Weâ€™ve been following an outbreak of listeriosisâ€”Listeria monocytongenes poisoningâ€”potentially linked to cantaloupes harvested from Coloradoâ€™s Rocky Ford area. Listeria has been linked to the outbreak and the pathogen was just found on a Jensen Farm cantaloupe. Amy Philpott, spokeswoman for Jensen Farms, confirmed that one of its Rocky Ford cantaloupes tested positive for Listeria; however, […]
Weâ€™ve been following an outbreak of listeriosisâ€”<"https://www.yourlawyer.com/topics/overview/listeria">Listeria monocytongenes poisoningâ€”potentially linked to cantaloupes harvested from Coloradoâ€™s Rocky Ford area. Listeria has been linked to the outbreak and the pathogen was just found on a Jensen Farm cantaloupe.

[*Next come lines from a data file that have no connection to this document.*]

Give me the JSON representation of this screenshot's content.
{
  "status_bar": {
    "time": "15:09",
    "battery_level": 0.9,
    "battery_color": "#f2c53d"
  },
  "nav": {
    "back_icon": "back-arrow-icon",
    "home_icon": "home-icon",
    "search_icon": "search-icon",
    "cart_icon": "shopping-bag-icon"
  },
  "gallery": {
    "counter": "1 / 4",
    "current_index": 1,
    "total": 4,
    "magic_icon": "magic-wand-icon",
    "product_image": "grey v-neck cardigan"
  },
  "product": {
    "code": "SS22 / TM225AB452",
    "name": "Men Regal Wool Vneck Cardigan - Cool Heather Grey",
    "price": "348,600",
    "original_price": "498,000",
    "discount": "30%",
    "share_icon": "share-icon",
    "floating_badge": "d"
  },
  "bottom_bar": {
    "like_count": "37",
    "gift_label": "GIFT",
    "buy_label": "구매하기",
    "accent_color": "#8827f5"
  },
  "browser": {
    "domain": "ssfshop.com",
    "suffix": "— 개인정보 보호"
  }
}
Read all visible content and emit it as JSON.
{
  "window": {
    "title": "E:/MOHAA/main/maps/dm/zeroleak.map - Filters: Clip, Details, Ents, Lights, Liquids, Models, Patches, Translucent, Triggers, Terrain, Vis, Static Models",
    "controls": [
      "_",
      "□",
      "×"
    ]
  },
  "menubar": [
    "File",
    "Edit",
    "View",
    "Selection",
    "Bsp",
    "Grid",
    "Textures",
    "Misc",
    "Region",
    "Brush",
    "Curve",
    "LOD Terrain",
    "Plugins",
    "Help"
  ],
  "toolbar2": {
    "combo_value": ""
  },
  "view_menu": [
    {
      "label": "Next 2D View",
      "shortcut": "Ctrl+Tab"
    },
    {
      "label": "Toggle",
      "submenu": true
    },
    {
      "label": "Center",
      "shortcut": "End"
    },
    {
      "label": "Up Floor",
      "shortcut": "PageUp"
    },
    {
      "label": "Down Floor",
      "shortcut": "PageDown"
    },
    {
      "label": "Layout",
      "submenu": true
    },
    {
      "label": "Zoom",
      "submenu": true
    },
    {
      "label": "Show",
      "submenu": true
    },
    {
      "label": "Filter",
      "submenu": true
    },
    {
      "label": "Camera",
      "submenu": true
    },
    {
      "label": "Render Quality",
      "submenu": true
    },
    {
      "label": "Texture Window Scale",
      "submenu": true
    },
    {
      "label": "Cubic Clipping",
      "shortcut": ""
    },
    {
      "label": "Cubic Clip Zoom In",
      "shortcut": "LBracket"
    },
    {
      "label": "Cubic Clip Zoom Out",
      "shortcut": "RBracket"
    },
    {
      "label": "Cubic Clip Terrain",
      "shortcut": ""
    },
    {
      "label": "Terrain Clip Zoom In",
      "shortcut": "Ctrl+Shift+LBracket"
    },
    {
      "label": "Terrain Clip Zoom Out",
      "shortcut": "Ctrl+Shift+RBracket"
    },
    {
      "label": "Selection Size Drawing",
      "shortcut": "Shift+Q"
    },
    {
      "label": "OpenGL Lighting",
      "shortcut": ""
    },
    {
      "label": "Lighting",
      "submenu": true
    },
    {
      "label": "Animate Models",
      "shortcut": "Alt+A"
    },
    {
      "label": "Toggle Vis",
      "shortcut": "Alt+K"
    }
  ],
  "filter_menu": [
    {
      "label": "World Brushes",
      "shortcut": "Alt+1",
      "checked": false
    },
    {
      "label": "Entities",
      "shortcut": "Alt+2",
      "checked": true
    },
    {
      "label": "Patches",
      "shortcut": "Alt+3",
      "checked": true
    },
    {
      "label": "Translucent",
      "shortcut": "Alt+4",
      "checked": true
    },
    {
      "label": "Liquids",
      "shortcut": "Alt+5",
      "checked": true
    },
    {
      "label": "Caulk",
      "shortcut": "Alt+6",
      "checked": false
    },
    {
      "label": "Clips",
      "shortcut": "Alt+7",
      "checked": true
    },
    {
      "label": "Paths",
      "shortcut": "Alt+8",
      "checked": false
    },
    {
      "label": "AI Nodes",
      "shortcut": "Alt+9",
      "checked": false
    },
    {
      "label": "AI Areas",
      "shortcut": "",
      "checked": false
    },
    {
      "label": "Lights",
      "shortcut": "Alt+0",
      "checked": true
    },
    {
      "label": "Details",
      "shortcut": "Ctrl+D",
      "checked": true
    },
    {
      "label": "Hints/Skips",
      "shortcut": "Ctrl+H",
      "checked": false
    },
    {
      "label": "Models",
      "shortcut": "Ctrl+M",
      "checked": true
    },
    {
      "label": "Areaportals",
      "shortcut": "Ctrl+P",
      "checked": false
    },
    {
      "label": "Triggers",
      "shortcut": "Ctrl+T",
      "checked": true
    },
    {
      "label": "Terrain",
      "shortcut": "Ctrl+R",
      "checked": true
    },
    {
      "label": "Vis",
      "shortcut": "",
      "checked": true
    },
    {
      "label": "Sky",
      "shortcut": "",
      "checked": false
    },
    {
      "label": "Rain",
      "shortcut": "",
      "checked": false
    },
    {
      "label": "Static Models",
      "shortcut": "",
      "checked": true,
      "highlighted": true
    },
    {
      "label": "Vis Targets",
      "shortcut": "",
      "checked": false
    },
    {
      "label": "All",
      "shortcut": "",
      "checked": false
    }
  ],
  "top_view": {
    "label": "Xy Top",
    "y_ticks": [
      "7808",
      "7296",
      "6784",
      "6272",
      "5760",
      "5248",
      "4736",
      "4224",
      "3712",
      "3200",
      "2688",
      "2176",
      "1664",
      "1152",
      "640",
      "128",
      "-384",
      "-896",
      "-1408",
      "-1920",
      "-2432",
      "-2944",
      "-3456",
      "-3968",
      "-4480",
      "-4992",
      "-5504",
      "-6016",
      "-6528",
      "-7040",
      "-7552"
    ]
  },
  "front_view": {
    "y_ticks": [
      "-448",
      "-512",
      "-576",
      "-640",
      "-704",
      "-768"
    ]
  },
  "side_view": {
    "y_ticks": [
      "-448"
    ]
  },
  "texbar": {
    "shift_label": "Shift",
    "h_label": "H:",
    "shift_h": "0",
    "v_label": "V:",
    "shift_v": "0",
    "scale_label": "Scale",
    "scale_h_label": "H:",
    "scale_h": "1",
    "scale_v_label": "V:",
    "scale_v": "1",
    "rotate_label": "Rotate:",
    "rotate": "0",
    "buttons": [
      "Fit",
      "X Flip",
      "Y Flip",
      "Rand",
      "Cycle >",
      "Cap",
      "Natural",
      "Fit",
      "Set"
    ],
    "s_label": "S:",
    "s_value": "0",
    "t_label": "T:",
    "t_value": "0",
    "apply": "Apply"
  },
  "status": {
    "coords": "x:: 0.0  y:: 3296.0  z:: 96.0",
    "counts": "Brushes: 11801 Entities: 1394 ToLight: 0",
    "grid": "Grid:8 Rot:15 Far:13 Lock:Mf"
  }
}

Amy Philpott, spokeswoman for Jensen Farms, confirmed that one of its Rocky Ford cantaloupes tested positive for Listeria; however, additional tests will determine if the strain matches the outbreak strain, said FoxNews. This is the first time that Listeria has been linked to a cantaloupe in the United States, added FoxNews.
The Listeria outbreak has, to date, sickened 22 people and caused at least two deaths, said FoxNews. The whole cantaloupes involved were grown at Jensen Farms; 300,000 cases were shipped between July 29th and September 10th 2011 to Illinois, Wyoming, Tennessee, Utah, Texas, Colorado, Minnesota, Kansas, New Mexico, North Carolina, Missouri, Nebraska, Oklahoma, Arizona, New Jersey, New York, Pennsylvania. Jensen Farms issued a recall yesterday.
Sicknesses have been reported in Colorado, Indiana, Nebraska, New Mexico, Oklahoma, Texas, and West Virginia, according to the U.S. Centers for Disease Control and Prevention (CDC). The two deaths were reported in Colorado and New Mexico; state health departments warned that when testing is complete, more deaths could be confirmed, said FoxNews. New Mexico blames three deaths on the outbreak. Epidemiologist Chad Smelser said one death has been confirmed, two more are pending CDC results, reported FoxNews.
Yesterday we wrote that Jensen Farms is collaborating with the State of Colorado, the U.S. Food and Drug Administration (FDA), the CDC, and other state health agencies to look into the multi-state Listeria poisoning outbreak.
Meanwhile, Safeway Inc. announced that, in response to Jensenâ€™s recall, it recalled jumbo cantaloupes supplied by Jensen Farms and sold in Colorado; Nebraska; Aztec and Farmington, New Mexico; South Dakota; and Wyoming from August 30th through September 6th, said FoxNews. Cantaloupes in Safeway stores now are not from the Rocky Ford region.
And, lawsuits are being to be filed. Tammie Palmer from Colorado Springs, said that her husband, Charles (71), is still hospitalized following consumption of contaminated cantaloupe, wrote FoxNews. Mrs. Palmer has filed a lawsuit against Jensen Farms and Wal-Mart Stores Inc., where the cantaloupe was bought. More lawsuits are expected.
Palmer told The Associated Press (AP) that her husband fell ill on August 31, was rushed to the hospital, and was diagnosed with Listeria monocytogenes poisoning, FoxNews reported. “He wasn’t able to talk to me for five days. When I talked to him, his eyes rolled into the back of his head. It’s been a nightmare,” Mrs. Palmer told the AP.
Consumption of food contaminated with the Listeria monocytogenes pathogen can cause listeriosis, a potentially fatal infection that can cause high fever, severe headache, neck stiffness, abdominal cramps and pain, diarrhea, and nausea. Listeriosis can also cause serious and sometimes fatal infections in those with weakened immune systems, infants, and the elderly; susceptible people, including the developing fetus, can also suffer serious central nervous system problems. Listeriosis can also prompt premature births, can lead to hearing loss or brain damage in newborns, and can prompt neurological effects and cardio respiratory failure in adults. Pregnant women are 20 times likelier to be infected with listeriosis, which can kill fetuses, causing miscarriages and stillbirths.